* [Directions for this task] Your answer should be every line of the records that contains the word "JSON", copied as it stands.

(Data shown)

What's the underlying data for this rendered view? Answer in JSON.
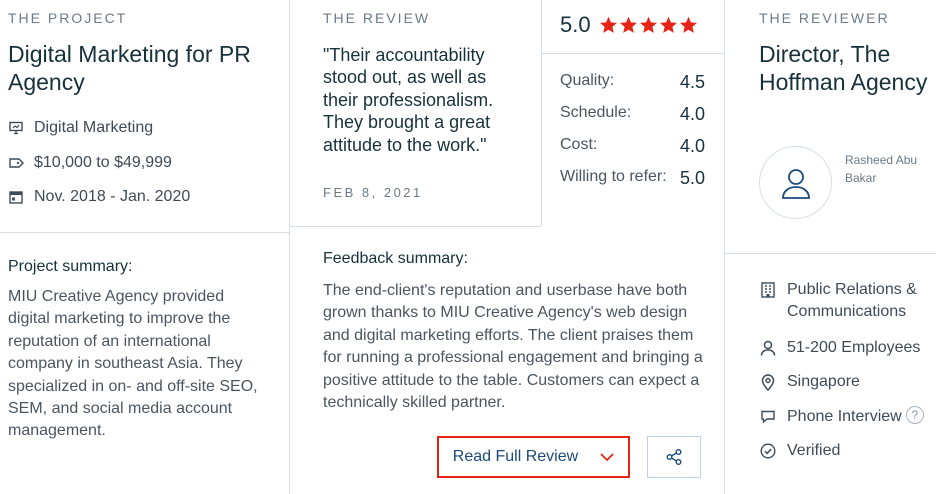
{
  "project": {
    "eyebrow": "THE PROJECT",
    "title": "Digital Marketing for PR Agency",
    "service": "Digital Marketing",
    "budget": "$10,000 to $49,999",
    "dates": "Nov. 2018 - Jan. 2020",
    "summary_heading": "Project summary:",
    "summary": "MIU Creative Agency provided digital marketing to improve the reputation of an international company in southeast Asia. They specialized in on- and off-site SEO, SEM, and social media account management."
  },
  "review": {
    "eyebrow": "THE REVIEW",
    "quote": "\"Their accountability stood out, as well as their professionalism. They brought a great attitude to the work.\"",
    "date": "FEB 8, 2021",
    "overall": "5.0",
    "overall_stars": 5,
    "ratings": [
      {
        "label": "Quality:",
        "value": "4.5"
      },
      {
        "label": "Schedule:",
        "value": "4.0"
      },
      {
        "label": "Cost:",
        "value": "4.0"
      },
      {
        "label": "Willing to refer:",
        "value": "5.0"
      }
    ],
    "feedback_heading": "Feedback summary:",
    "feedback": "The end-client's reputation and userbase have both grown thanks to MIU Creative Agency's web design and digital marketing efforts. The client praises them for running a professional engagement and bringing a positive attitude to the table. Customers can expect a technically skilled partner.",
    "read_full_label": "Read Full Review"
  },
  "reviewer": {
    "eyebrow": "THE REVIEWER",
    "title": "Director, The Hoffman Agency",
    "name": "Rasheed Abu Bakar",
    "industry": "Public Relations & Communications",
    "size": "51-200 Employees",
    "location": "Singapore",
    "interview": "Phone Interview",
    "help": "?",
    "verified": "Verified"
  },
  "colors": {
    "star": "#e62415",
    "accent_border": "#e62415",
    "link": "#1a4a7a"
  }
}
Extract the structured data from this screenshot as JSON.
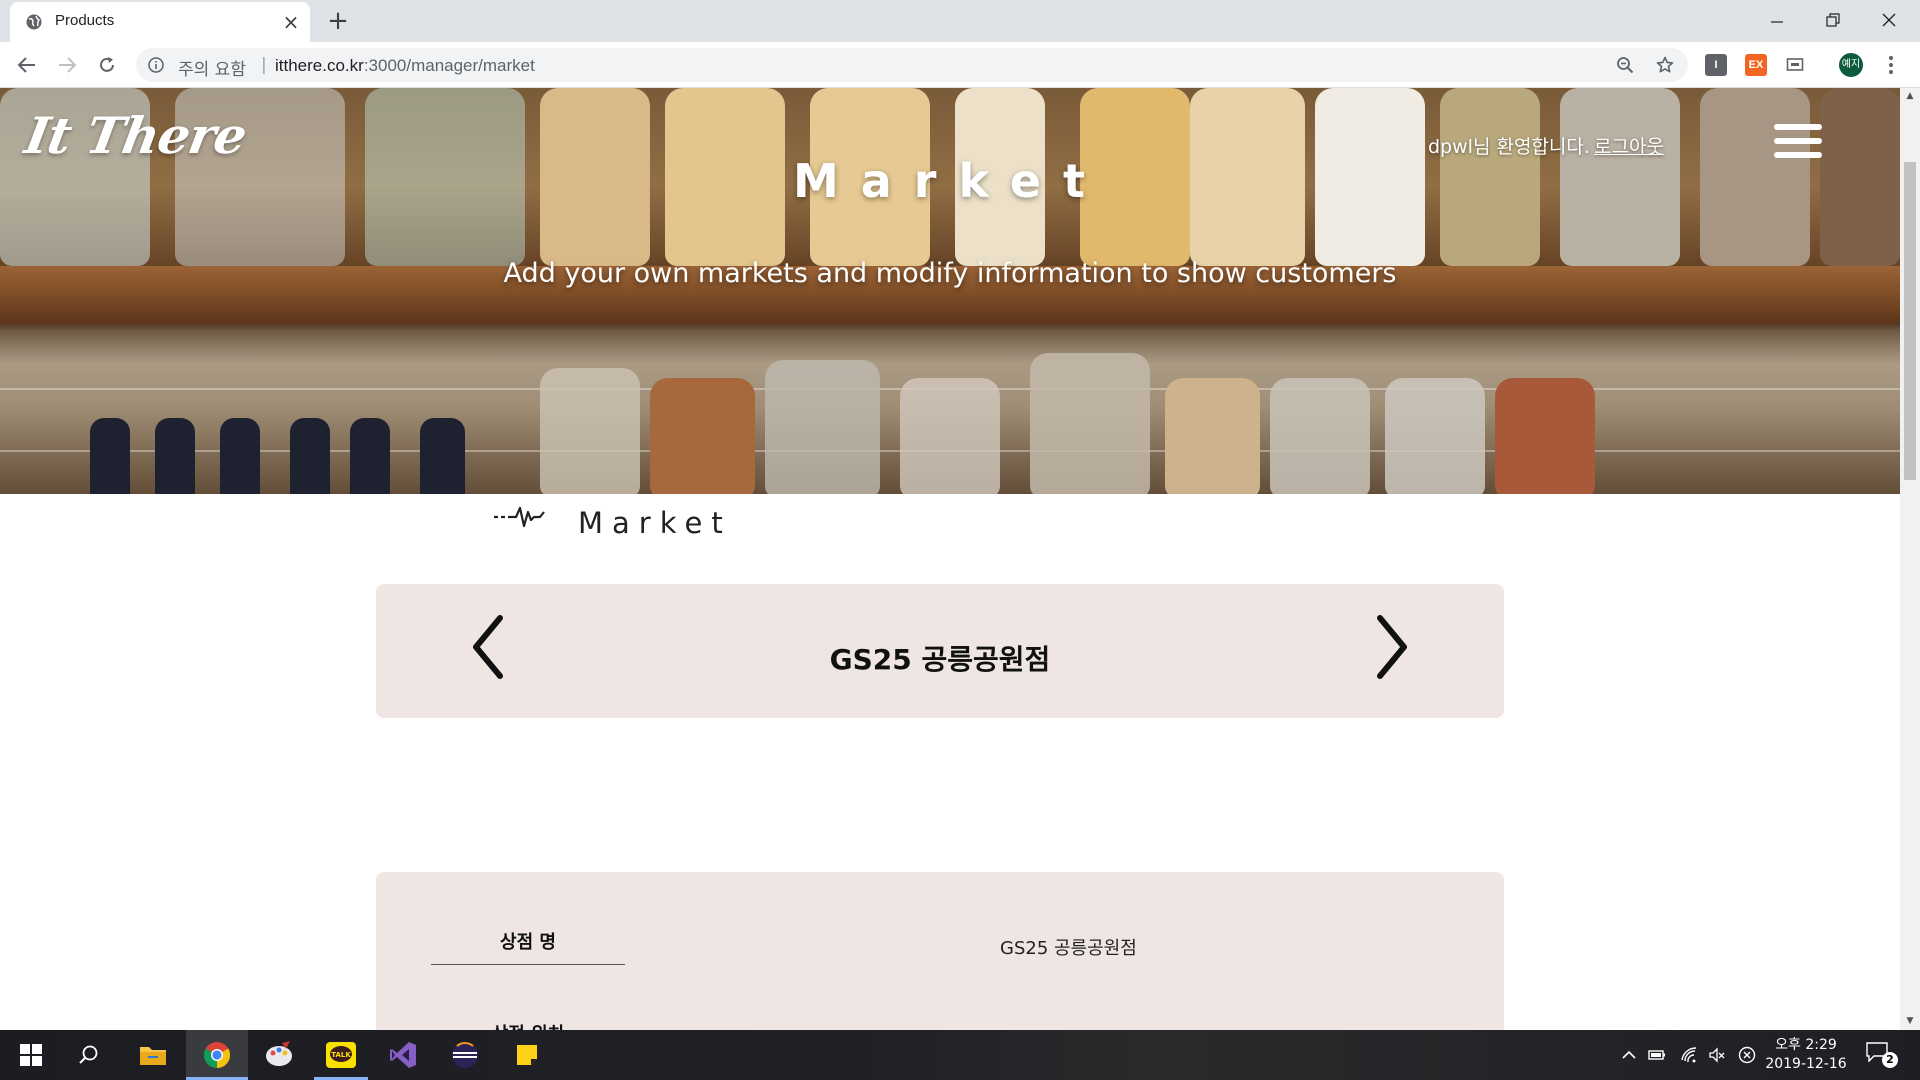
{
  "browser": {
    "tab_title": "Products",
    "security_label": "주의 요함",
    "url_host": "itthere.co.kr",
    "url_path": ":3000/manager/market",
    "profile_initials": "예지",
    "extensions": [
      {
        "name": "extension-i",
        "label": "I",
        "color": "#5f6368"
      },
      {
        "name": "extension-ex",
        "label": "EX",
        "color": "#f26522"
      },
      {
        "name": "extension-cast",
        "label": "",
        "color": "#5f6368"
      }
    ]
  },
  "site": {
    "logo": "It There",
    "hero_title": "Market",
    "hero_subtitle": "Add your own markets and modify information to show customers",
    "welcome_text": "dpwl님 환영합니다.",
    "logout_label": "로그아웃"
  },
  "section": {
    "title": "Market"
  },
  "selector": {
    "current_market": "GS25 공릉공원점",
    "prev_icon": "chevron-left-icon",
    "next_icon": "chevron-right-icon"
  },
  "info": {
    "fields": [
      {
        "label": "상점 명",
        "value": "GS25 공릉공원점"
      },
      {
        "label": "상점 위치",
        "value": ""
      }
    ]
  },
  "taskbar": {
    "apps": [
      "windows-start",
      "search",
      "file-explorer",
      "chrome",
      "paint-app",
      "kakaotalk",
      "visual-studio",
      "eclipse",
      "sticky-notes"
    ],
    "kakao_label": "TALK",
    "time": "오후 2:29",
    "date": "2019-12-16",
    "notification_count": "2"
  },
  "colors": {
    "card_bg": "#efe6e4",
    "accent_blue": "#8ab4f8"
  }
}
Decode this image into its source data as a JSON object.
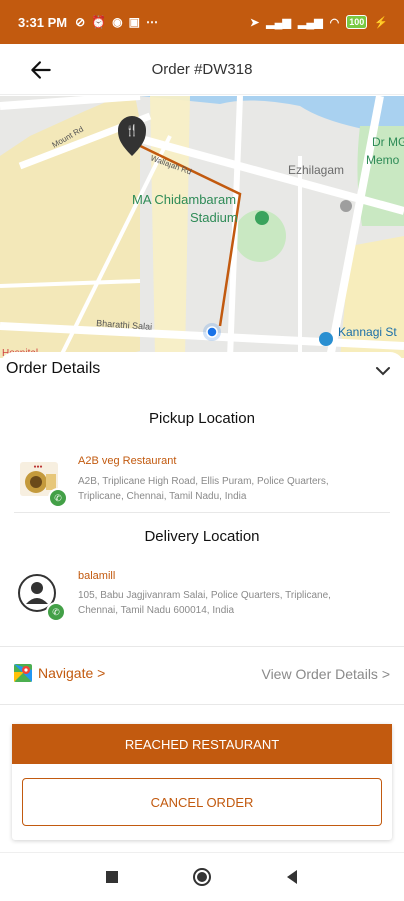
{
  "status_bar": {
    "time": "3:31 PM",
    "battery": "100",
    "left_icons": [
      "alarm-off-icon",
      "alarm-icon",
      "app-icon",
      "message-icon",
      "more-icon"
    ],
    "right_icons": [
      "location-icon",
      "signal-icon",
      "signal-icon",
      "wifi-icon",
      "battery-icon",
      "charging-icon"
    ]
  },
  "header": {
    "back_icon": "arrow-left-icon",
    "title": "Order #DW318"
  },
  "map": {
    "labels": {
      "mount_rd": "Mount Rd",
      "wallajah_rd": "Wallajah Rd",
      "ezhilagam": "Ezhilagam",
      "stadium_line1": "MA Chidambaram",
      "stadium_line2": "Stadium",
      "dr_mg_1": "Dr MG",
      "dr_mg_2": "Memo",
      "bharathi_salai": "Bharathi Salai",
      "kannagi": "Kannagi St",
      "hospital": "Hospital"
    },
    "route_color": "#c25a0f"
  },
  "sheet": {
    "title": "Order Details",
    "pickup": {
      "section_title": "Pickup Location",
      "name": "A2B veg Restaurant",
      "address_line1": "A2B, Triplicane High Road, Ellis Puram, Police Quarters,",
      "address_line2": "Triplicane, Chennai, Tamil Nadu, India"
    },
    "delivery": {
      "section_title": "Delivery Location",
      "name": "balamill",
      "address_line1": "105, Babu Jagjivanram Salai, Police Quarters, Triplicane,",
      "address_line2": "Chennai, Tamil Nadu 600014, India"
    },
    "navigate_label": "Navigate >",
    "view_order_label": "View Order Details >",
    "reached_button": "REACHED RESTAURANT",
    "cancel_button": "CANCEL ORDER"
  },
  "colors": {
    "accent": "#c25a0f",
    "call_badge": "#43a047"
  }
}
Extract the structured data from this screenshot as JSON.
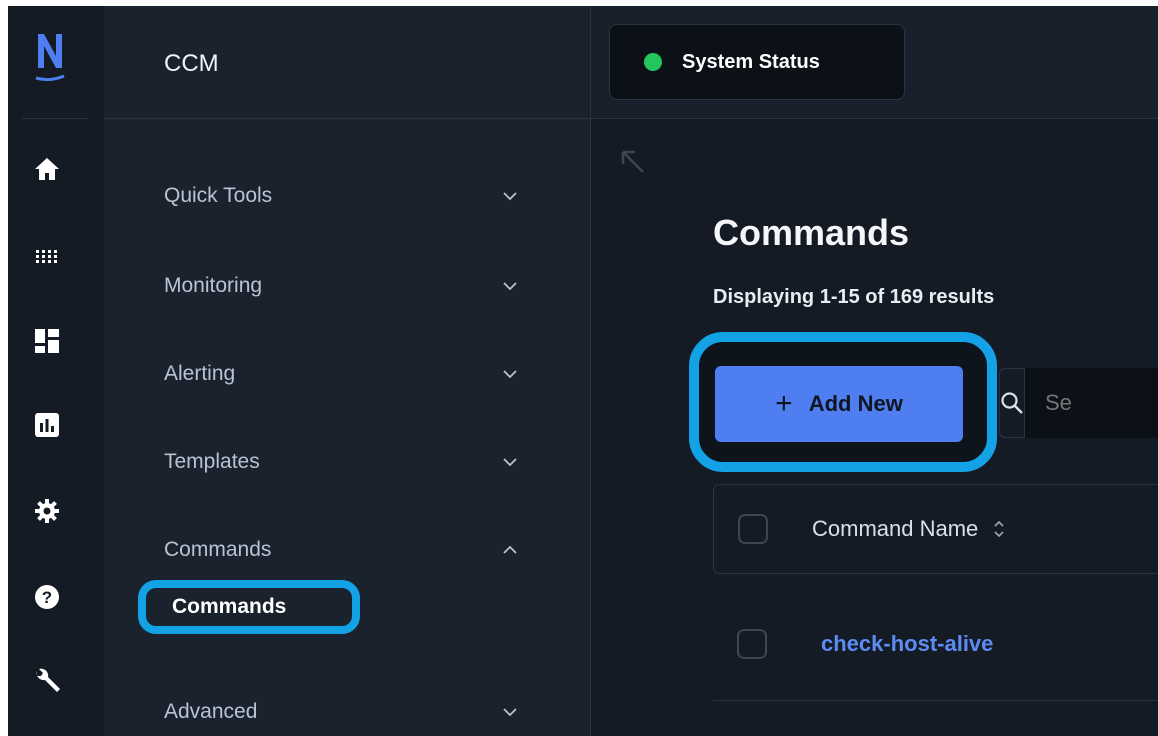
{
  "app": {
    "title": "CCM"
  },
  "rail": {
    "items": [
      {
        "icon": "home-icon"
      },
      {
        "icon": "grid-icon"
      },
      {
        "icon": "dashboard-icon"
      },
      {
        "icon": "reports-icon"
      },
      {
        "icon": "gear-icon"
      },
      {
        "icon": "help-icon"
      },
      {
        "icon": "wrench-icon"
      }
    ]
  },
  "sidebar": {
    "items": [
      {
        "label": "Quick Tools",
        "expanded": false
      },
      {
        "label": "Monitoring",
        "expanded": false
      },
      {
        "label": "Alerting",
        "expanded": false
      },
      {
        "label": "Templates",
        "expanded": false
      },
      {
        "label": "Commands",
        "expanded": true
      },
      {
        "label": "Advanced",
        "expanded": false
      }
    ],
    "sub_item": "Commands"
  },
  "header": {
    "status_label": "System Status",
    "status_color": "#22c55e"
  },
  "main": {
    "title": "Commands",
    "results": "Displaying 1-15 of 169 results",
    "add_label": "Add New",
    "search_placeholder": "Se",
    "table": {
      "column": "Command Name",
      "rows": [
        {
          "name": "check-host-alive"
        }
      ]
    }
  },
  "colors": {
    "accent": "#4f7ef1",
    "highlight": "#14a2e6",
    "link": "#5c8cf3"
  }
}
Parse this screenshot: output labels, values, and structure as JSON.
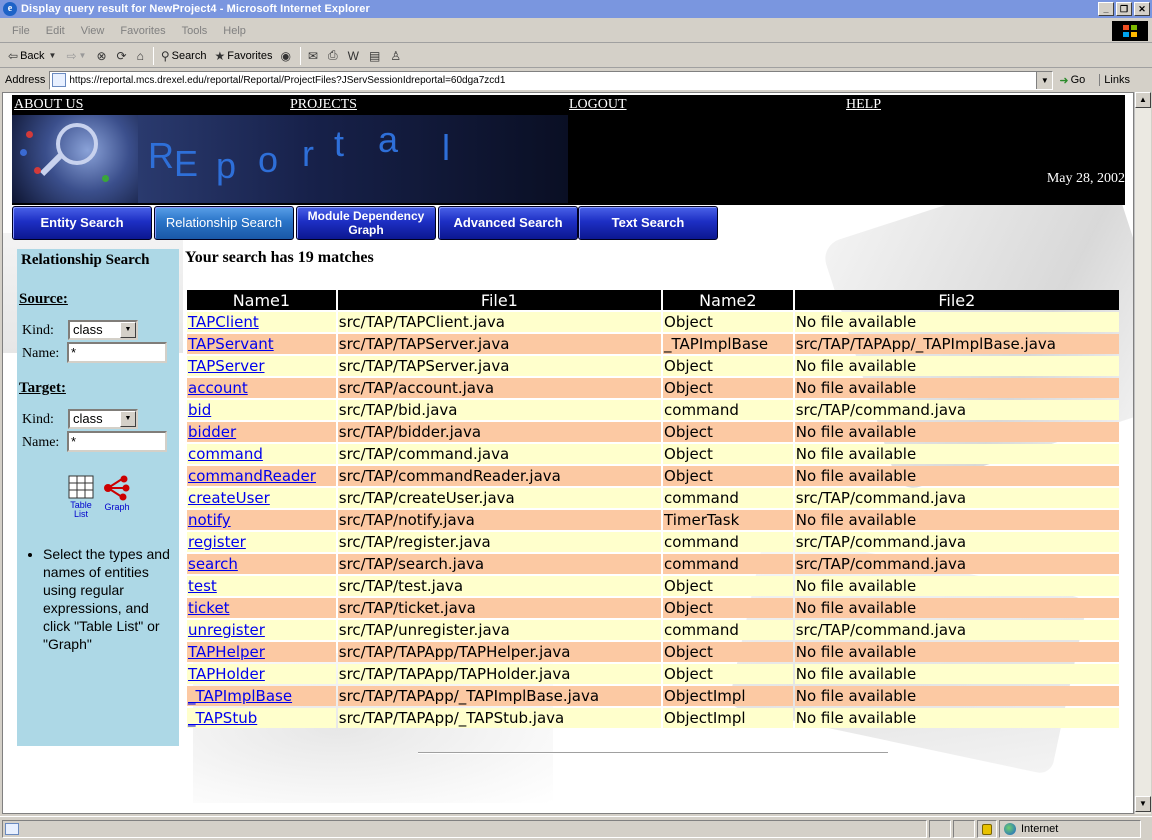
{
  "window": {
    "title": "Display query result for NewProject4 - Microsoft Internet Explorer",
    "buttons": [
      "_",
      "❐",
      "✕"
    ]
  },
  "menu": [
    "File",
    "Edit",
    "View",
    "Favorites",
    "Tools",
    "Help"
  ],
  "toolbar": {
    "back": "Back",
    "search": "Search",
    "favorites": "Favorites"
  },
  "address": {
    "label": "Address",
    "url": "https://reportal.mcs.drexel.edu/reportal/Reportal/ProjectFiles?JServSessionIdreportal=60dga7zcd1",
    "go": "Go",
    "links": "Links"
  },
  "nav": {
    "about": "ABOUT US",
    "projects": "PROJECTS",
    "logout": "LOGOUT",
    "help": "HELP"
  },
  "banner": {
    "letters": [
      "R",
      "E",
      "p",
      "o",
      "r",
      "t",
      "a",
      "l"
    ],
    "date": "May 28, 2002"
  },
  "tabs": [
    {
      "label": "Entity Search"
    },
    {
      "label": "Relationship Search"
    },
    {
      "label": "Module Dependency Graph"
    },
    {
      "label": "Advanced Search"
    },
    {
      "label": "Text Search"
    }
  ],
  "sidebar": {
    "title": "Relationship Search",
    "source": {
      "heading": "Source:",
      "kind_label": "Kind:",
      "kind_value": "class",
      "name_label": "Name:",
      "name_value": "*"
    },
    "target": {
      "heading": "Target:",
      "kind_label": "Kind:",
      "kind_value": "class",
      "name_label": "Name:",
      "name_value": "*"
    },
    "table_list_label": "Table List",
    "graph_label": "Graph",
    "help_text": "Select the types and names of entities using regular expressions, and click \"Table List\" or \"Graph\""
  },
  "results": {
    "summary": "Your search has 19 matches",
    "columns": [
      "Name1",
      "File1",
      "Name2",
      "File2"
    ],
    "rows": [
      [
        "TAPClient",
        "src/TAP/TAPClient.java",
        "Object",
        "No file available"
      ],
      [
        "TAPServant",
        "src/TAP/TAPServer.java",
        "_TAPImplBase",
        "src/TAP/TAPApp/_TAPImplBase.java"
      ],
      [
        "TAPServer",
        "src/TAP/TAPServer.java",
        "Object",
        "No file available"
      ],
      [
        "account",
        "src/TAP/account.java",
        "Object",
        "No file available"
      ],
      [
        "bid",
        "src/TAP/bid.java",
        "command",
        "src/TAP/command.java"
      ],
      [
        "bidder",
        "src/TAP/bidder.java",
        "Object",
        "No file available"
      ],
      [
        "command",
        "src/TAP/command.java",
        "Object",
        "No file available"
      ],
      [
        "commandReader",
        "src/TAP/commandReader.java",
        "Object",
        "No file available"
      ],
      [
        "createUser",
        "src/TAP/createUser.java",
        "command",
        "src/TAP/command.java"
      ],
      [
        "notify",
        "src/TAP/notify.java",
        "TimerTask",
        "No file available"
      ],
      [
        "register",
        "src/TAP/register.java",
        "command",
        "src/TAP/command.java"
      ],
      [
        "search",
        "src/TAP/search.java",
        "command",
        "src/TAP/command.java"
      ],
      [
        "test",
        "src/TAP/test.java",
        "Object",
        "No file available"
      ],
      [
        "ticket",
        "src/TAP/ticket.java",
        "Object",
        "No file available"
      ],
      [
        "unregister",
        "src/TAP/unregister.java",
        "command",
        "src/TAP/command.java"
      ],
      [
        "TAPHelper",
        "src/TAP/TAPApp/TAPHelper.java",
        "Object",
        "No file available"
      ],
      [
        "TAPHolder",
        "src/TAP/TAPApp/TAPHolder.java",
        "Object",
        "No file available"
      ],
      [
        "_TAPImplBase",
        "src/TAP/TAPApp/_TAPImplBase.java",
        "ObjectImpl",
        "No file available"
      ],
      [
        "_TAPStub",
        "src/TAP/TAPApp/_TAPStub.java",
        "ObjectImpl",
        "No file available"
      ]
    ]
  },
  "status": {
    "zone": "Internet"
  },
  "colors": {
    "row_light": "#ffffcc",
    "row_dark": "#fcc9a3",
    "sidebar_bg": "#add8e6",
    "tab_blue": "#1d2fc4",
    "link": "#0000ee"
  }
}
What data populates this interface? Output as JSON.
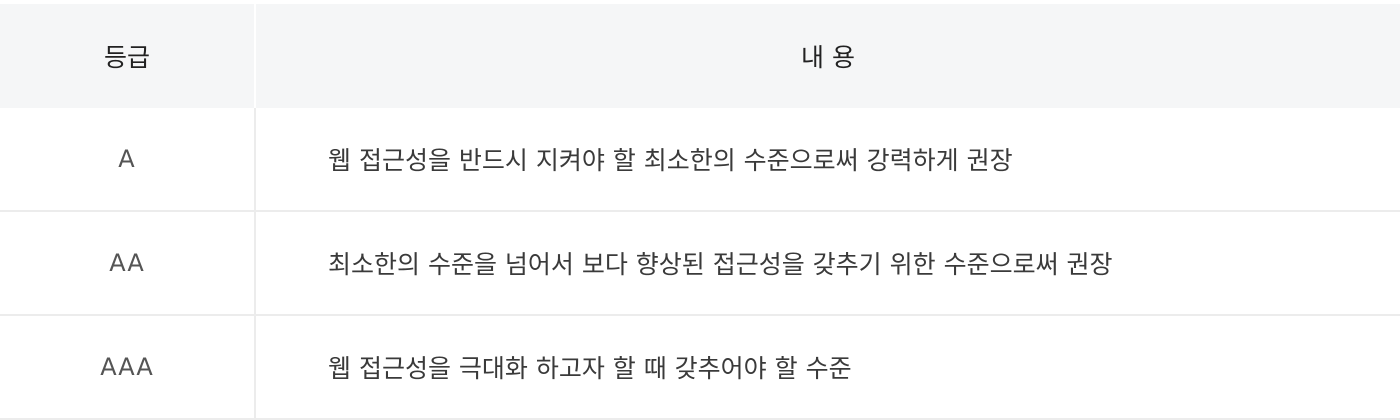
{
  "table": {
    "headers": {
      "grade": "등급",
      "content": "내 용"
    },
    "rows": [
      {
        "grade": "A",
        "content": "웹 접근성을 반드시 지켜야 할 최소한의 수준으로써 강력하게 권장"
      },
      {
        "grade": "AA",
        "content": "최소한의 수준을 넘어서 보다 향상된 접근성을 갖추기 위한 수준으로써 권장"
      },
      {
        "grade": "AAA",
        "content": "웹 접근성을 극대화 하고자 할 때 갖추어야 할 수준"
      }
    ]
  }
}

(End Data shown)

* [Exercise result]
What's the underlying data for this rendered view? Answer in JSON.
Extract the structured data from this screenshot as JSON.
Decode this image into its source data as a JSON object.
Extract the structured data from this screenshot as JSON.
Parse this screenshot: output labels, values, and structure as JSON.
What data populates this interface? Output as JSON.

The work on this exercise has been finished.